We thought we knew what “science” meant. Until 2013, that is. Last year, “science” was the word with the greatest increase in lookups in Merriam-Webster.com—a 176% increase over 2012, in fact. And it remained a top lookup throughout 2013. It’s not a new word, so why the sudden interest?
Perhaps it’s because, as Merriam-Webster’s Editor-at-Large, Peter Sokolowski suggests, “A wide variety of discussions centered on science this year, from climate change to educational policy. We saw heated debates about ‘phony’ science, or whether science held all the answers. It’s a topic that has great significance for us. And it fascinates us…”
“Science” is not a word we often see in headlines. It’s a word behind the headlines, as were most of Merriam-Webster.com’s top look-ups. We’re probing for explanations. We disdain “phony” science.

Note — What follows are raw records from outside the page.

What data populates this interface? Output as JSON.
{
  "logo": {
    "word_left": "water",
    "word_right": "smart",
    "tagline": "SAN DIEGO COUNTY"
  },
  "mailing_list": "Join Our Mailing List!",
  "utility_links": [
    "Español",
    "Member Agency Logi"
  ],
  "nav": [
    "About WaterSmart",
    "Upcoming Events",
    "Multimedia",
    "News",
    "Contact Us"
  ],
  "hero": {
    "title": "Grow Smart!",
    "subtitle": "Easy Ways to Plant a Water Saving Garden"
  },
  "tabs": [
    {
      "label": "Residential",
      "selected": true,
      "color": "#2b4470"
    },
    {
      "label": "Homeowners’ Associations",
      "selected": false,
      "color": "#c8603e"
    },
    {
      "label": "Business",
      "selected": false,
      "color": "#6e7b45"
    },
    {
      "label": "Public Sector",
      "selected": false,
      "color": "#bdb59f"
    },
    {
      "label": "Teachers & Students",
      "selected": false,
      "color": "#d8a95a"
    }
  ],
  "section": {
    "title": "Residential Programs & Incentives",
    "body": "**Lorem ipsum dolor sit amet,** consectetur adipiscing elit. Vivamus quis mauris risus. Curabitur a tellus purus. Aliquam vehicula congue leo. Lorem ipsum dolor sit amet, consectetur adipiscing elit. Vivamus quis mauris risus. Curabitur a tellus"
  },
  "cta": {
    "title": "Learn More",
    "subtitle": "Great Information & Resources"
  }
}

Could it be, too, that we’re re-thinking what science itself is?
We’ve seen heated debates about what science is and isn’t. Laboratory-tested or anecdotal? Evolutionary or creationist? Standard western medicine or alternative medicine? Reductionist or holistic?